EXERCISE DESCRIPTION:
Every record must be reproduced exactly. Leave none out.

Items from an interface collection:

┌────────

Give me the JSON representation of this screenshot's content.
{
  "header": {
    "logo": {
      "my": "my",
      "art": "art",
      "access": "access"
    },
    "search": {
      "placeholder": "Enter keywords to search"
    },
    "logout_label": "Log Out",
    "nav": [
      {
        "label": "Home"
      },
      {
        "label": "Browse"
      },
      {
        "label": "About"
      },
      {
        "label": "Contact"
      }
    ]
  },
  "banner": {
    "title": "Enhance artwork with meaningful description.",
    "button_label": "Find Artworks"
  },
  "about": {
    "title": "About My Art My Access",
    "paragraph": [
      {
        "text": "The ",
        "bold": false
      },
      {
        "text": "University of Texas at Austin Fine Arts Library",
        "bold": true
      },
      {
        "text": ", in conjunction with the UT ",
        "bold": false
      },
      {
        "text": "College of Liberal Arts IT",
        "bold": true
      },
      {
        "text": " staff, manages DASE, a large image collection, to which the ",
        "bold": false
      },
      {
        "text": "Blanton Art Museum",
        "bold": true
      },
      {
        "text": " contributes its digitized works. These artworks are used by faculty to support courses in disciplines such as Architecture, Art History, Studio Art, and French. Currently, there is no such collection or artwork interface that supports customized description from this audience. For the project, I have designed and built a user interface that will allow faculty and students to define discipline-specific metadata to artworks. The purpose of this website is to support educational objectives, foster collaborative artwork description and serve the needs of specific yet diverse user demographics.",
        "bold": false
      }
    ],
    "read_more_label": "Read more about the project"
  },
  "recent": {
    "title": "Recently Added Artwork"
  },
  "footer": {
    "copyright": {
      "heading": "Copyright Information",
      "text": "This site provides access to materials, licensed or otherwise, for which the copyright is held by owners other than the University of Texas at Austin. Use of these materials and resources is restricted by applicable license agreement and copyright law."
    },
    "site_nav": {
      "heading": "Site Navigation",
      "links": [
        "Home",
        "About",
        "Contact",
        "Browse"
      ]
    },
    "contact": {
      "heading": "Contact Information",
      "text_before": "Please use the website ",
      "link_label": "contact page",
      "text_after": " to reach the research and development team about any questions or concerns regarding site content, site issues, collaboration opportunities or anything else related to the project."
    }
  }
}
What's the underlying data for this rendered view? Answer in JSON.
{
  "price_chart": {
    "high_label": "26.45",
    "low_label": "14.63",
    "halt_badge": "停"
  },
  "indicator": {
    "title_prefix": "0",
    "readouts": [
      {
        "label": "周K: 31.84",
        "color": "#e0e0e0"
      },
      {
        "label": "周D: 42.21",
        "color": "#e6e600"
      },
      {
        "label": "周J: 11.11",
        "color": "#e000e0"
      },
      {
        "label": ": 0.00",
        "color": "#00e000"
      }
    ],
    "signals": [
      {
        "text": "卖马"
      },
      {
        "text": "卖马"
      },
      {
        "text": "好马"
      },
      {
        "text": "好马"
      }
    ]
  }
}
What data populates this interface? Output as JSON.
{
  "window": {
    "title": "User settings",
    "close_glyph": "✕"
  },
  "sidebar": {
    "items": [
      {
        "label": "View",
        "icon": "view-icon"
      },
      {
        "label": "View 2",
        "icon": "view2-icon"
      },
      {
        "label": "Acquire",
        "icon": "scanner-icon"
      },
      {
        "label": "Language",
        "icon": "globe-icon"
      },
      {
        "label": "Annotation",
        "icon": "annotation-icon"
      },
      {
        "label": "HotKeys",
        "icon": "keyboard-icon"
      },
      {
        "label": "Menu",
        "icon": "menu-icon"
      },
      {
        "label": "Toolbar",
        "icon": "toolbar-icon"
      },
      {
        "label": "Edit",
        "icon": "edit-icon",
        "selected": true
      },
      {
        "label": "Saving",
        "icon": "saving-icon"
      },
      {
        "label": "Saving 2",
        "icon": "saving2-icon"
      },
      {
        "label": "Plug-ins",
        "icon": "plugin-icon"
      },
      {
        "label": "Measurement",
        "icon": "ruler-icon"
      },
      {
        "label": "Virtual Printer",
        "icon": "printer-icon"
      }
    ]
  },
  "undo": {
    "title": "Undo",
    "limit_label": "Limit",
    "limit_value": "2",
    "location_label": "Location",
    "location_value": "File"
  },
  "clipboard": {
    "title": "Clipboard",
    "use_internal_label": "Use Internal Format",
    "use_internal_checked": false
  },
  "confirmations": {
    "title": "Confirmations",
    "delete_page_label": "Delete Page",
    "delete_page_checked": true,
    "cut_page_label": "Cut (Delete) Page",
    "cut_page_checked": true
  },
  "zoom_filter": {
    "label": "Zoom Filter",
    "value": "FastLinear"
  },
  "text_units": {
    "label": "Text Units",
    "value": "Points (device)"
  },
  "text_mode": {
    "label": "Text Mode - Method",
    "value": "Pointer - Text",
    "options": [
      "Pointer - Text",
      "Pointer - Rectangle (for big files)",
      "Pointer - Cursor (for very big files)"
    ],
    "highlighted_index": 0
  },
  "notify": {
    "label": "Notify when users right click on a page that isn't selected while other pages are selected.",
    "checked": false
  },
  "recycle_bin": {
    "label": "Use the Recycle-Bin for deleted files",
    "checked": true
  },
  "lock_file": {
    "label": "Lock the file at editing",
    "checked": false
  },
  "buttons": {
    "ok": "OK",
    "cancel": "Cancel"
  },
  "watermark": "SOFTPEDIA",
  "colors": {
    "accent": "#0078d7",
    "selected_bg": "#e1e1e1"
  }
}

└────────

SOLUTION TO THE PROBLEM:
Give me the JSON representation of this screenshot's content.
{
  "header": {
    "logo": {
      "my": "my",
      "art": "art",
      "access": "access"
    },
    "search": {
      "placeholder": "Enter keywords to search"
    },
    "logout_label": "Log Out",
    "nav": [
      {
        "label": "Home"
      },
      {
        "label": "Browse"
      },
      {
        "label": "About"
      },
      {
        "label": "Contact"
      }
    ]
  },
  "banner": {
    "title": "Enhance artwork with meaningful description.",
    "button_label": "Find Artworks"
  },
  "about": {
    "title": "About My Art My Access",
    "paragraph": [
      {
        "text": "The ",
        "bold": false
      },
      {
        "text": "University of Texas at Austin Fine Arts Library",
        "bold": true
      },
      {
        "text": ", in conjunction with the UT ",
        "bold": false
      },
      {
        "text": "College of Liberal Arts IT",
        "bold": true
      },
      {
        "text": " staff, manages DASE, a large image collection, to which the ",
        "bold": false
      },
      {
        "text": "Blanton Art Museum",
        "bold": true
      },
      {
        "text": " contributes its digitized works. These artworks are used by faculty to support courses in disciplines such as Architecture, Art History, Studio Art, and French. Currently, there is no such collection or artwork interface that supports customized description from this audience. For the project, I have designed and built a user interface that will allow faculty and students to define discipline-specific metadata to artworks. The purpose of this website is to support educational objectives, foster collaborative artwork description and serve the needs of specific yet diverse user demographics.",
        "bold": false
      }
    ],
    "read_more_label": "Read more about the project"
  },
  "recent": {
    "title": "Recently Added Artwork"
  },
  "footer": {
    "copyright": {
      "heading": "Copyright Information",
      "text": "This site provides access to materials, licensed or otherwise, for which the copyright is held by owners other than the University of Texas at Austin. Use of these materials and resources is restricted by applicable license agreement and copyright law."
    },
    "site_nav": {
      "heading": "Site Navigation",
      "links": [
        "Home",
        "About",
        "Contact",
        "Browse"
      ]
    },
    "contact": {
      "heading": "Contact Information",
      "text_before": "Please use the website ",
      "link_label": "contact page",
      "text_after": " to reach the research and development team about any questions or concerns regarding site content, site issues, collaboration opportunities or anything else related to the project."
    }
  }
}
What's the underlying data for this rendered view? Answer in JSON.
{
  "price_chart": {
    "high_label": "26.45",
    "low_label": "14.63",
    "halt_badge": "停"
  },
  "indicator": {
    "title_prefix": "0",
    "readouts": [
      {
        "label": "周K: 31.84",
        "color": "#e0e0e0"
      },
      {
        "label": "周D: 42.21",
        "color": "#e6e600"
      },
      {
        "label": "周J: 11.11",
        "color": "#e000e0"
      },
      {
        "label": ": 0.00",
        "color": "#00e000"
      }
    ],
    "signals": [
      {
        "text": "卖马"
      },
      {
        "text": "卖马"
      },
      {
        "text": "好马"
      },
      {
        "text": "好马"
      }
    ]
  }
}
What data populates this interface? Output as JSON.
{
  "window": {
    "title": "User settings",
    "close_glyph": "✕"
  },
  "sidebar": {
    "items": [
      {
        "label": "View",
        "icon": "view-icon"
      },
      {
        "label": "View 2",
        "icon": "view2-icon"
      },
      {
        "label": "Acquire",
        "icon": "scanner-icon"
      },
      {
        "label": "Language",
        "icon": "globe-icon"
      },
      {
        "label": "Annotation",
        "icon": "annotation-icon"
      },
      {
        "label": "HotKeys",
        "icon": "keyboard-icon"
      },
      {
        "label": "Menu",
        "icon": "menu-icon"
      },
      {
        "label": "Toolbar",
        "icon": "toolbar-icon"
      },
      {
        "label": "Edit",
        "icon": "edit-icon",
        "selected": true
      },
      {
        "label": "Saving",
        "icon": "saving-icon"
      },
      {
        "label": "Saving 2",
        "icon": "saving2-icon"
      },
      {
        "label": "Plug-ins",
        "icon": "plugin-icon"
      },
      {
        "label": "Measurement",
        "icon": "ruler-icon"
      },
      {
        "label": "Virtual Printer",
        "icon": "printer-icon"
      }
    ]
  },
  "undo": {
    "title": "Undo",
    "limit_label": "Limit",
    "limit_value": "2",
    "location_label": "Location",
    "location_value": "File"
  },
  "clipboard": {
    "title": "Clipboard",
    "use_internal_label": "Use Internal Format",
    "use_internal_checked": false
  },
  "confirmations": {
    "title": "Confirmations",
    "delete_page_label": "Delete Page",
    "delete_page_checked": true,
    "cut_page_label": "Cut (Delete) Page",
    "cut_page_checked": true
  },
  "zoom_filter": {
    "label": "Zoom Filter",
    "value": "FastLinear"
  },
  "text_units": {
    "label": "Text Units",
    "value": "Points (device)"
  },
  "text_mode": {
    "label": "Text Mode - Method",
    "value": "Pointer - Text",
    "options": [
      "Pointer - Text",
      "Pointer - Rectangle (for big files)",
      "Pointer - Cursor (for very big files)"
    ],
    "highlighted_index": 0
  },
  "notify": {
    "label": "Notify when users right click on a page that isn't selected while other pages are selected.",
    "checked": false
  },
  "recycle_bin": {
    "label": "Use the Recycle-Bin for deleted files",
    "checked": true
  },
  "lock_file": {
    "label": "Lock the file at editing",
    "checked": false
  },
  "buttons": {
    "ok": "OK",
    "cancel": "Cancel"
  },
  "watermark": "SOFTPEDIA",
  "colors": {
    "accent": "#0078d7",
    "selected_bg": "#e1e1e1"
  }
}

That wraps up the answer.